Brief: I would like you to restate each record word for word.

(Data items)
______________________________

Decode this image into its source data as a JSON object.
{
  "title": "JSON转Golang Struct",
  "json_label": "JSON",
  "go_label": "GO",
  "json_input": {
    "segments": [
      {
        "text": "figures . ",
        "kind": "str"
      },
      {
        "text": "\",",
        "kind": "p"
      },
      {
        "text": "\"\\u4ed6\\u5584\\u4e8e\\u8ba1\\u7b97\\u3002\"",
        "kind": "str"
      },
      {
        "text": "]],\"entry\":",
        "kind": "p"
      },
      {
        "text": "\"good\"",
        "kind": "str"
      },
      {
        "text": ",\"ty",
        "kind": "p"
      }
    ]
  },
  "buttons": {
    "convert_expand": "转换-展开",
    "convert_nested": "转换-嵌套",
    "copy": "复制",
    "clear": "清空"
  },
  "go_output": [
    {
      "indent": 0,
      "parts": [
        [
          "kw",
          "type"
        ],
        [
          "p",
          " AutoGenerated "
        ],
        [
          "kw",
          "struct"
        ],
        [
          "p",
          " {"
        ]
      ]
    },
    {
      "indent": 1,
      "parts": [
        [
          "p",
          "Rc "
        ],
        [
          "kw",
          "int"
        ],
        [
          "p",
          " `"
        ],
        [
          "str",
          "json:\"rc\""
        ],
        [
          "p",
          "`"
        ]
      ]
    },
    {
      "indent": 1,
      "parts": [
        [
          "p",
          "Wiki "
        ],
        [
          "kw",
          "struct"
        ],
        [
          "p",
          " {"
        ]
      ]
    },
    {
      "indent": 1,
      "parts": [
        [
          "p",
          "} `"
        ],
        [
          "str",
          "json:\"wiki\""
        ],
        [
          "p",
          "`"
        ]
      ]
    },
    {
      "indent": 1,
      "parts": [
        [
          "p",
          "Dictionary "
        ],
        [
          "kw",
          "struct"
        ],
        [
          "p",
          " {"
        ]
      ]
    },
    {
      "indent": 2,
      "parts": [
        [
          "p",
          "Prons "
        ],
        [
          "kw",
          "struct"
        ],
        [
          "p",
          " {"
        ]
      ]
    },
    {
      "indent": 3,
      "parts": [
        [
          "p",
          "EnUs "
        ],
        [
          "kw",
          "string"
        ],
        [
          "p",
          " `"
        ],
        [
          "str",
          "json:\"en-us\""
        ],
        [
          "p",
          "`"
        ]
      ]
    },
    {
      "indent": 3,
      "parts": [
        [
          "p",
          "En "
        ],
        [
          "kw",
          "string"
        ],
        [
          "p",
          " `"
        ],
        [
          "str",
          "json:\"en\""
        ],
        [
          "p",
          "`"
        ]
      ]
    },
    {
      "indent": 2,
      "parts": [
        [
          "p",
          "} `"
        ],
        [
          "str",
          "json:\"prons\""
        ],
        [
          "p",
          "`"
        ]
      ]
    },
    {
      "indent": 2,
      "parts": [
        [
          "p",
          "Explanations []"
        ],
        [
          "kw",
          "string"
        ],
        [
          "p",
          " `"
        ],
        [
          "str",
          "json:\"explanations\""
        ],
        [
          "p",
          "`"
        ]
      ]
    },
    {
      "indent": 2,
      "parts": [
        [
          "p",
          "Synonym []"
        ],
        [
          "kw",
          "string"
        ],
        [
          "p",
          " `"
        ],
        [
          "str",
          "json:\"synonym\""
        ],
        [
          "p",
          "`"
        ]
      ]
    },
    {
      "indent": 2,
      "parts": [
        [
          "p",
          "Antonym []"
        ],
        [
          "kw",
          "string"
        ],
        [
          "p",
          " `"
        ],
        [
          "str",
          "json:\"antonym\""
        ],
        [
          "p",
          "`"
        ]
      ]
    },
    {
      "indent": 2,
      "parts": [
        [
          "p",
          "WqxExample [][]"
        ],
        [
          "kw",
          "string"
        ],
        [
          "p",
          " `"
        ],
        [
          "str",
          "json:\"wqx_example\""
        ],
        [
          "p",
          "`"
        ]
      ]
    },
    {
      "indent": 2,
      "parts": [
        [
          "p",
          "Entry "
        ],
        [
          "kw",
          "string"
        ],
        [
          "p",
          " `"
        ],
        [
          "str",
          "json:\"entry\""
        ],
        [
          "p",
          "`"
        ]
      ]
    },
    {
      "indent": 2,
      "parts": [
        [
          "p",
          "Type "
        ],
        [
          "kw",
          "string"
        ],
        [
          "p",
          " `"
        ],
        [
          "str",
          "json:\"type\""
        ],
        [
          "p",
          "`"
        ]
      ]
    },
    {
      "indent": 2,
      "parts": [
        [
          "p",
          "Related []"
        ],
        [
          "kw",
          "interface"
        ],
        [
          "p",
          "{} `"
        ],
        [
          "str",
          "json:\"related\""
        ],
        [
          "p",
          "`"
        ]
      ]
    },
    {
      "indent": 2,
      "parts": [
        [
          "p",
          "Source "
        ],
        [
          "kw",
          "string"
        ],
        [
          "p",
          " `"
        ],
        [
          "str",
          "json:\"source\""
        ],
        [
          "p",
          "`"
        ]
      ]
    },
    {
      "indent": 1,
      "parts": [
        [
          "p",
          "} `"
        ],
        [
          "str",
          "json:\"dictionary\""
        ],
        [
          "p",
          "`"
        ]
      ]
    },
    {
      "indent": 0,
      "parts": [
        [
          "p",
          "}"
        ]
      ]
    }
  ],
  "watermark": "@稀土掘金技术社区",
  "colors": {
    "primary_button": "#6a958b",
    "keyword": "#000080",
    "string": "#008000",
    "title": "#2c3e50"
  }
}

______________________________

Response area:
Decode this image into its source data as a JSON object.
{
  "title": "JSON转Golang Struct",
  "json_label": "JSON",
  "go_label": "GO",
  "json_input": {
    "segments": [
      {
        "text": "figures . ",
        "kind": "str"
      },
      {
        "text": "\",",
        "kind": "p"
      },
      {
        "text": "\"\\u4ed6\\u5584\\u4e8e\\u8ba1\\u7b97\\u3002\"",
        "kind": "str"
      },
      {
        "text": "]],\"entry\":",
        "kind": "p"
      },
      {
        "text": "\"good\"",
        "kind": "str"
      },
      {
        "text": ",\"ty",
        "kind": "p"
      }
    ]
  },
  "buttons": {
    "convert_expand": "转换-展开",
    "convert_nested": "转换-嵌套",
    "copy": "复制",
    "clear": "清空"
  },
  "go_output": [
    {
      "indent": 0,
      "parts": [
        [
          "kw",
          "type"
        ],
        [
          "p",
          " AutoGenerated "
        ],
        [
          "kw",
          "struct"
        ],
        [
          "p",
          " {"
        ]
      ]
    },
    {
      "indent": 1,
      "parts": [
        [
          "p",
          "Rc "
        ],
        [
          "kw",
          "int"
        ],
        [
          "p",
          " `"
        ],
        [
          "str",
          "json:\"rc\""
        ],
        [
          "p",
          "`"
        ]
      ]
    },
    {
      "indent": 1,
      "parts": [
        [
          "p",
          "Wiki "
        ],
        [
          "kw",
          "struct"
        ],
        [
          "p",
          " {"
        ]
      ]
    },
    {
      "indent": 1,
      "parts": [
        [
          "p",
          "} `"
        ],
        [
          "str",
          "json:\"wiki\""
        ],
        [
          "p",
          "`"
        ]
      ]
    },
    {
      "indent": 1,
      "parts": [
        [
          "p",
          "Dictionary "
        ],
        [
          "kw",
          "struct"
        ],
        [
          "p",
          " {"
        ]
      ]
    },
    {
      "indent": 2,
      "parts": [
        [
          "p",
          "Prons "
        ],
        [
          "kw",
          "struct"
        ],
        [
          "p",
          " {"
        ]
      ]
    },
    {
      "indent": 3,
      "parts": [
        [
          "p",
          "EnUs "
        ],
        [
          "kw",
          "string"
        ],
        [
          "p",
          " `"
        ],
        [
          "str",
          "json:\"en-us\""
        ],
        [
          "p",
          "`"
        ]
      ]
    },
    {
      "indent": 3,
      "parts": [
        [
          "p",
          "En "
        ],
        [
          "kw",
          "string"
        ],
        [
          "p",
          " `"
        ],
        [
          "str",
          "json:\"en\""
        ],
        [
          "p",
          "`"
        ]
      ]
    },
    {
      "indent": 2,
      "parts": [
        [
          "p",
          "} `"
        ],
        [
          "str",
          "json:\"prons\""
        ],
        [
          "p",
          "`"
        ]
      ]
    },
    {
      "indent": 2,
      "parts": [
        [
          "p",
          "Explanations []"
        ],
        [
          "kw",
          "string"
        ],
        [
          "p",
          " `"
        ],
        [
          "str",
          "json:\"explanations\""
        ],
        [
          "p",
          "`"
        ]
      ]
    },
    {
      "indent": 2,
      "parts": [
        [
          "p",
          "Synonym []"
        ],
        [
          "kw",
          "string"
        ],
        [
          "p",
          " `"
        ],
        [
          "str",
          "json:\"synonym\""
        ],
        [
          "p",
          "`"
        ]
      ]
    },
    {
      "indent": 2,
      "parts": [
        [
          "p",
          "Antonym []"
        ],
        [
          "kw",
          "string"
        ],
        [
          "p",
          " `"
        ],
        [
          "str",
          "json:\"antonym\""
        ],
        [
          "p",
          "`"
        ]
      ]
    },
    {
      "indent": 2,
      "parts": [
        [
          "p",
          "WqxExample [][]"
        ],
        [
          "kw",
          "string"
        ],
        [
          "p",
          " `"
        ],
        [
          "str",
          "json:\"wqx_example\""
        ],
        [
          "p",
          "`"
        ]
      ]
    },
    {
      "indent": 2,
      "parts": [
        [
          "p",
          "Entry "
        ],
        [
          "kw",
          "string"
        ],
        [
          "p",
          " `"
        ],
        [
          "str",
          "json:\"entry\""
        ],
        [
          "p",
          "`"
        ]
      ]
    },
    {
      "indent": 2,
      "parts": [
        [
          "p",
          "Type "
        ],
        [
          "kw",
          "string"
        ],
        [
          "p",
          " `"
        ],
        [
          "str",
          "json:\"type\""
        ],
        [
          "p",
          "`"
        ]
      ]
    },
    {
      "indent": 2,
      "parts": [
        [
          "p",
          "Related []"
        ],
        [
          "kw",
          "interface"
        ],
        [
          "p",
          "{} `"
        ],
        [
          "str",
          "json:\"related\""
        ],
        [
          "p",
          "`"
        ]
      ]
    },
    {
      "indent": 2,
      "parts": [
        [
          "p",
          "Source "
        ],
        [
          "kw",
          "string"
        ],
        [
          "p",
          " `"
        ],
        [
          "str",
          "json:\"source\""
        ],
        [
          "p",
          "`"
        ]
      ]
    },
    {
      "indent": 1,
      "parts": [
        [
          "p",
          "} `"
        ],
        [
          "str",
          "json:\"dictionary\""
        ],
        [
          "p",
          "`"
        ]
      ]
    },
    {
      "indent": 0,
      "parts": [
        [
          "p",
          "}"
        ]
      ]
    }
  ],
  "watermark": "@稀土掘金技术社区",
  "colors": {
    "primary_button": "#6a958b",
    "keyword": "#000080",
    "string": "#008000",
    "title": "#2c3e50"
  }
}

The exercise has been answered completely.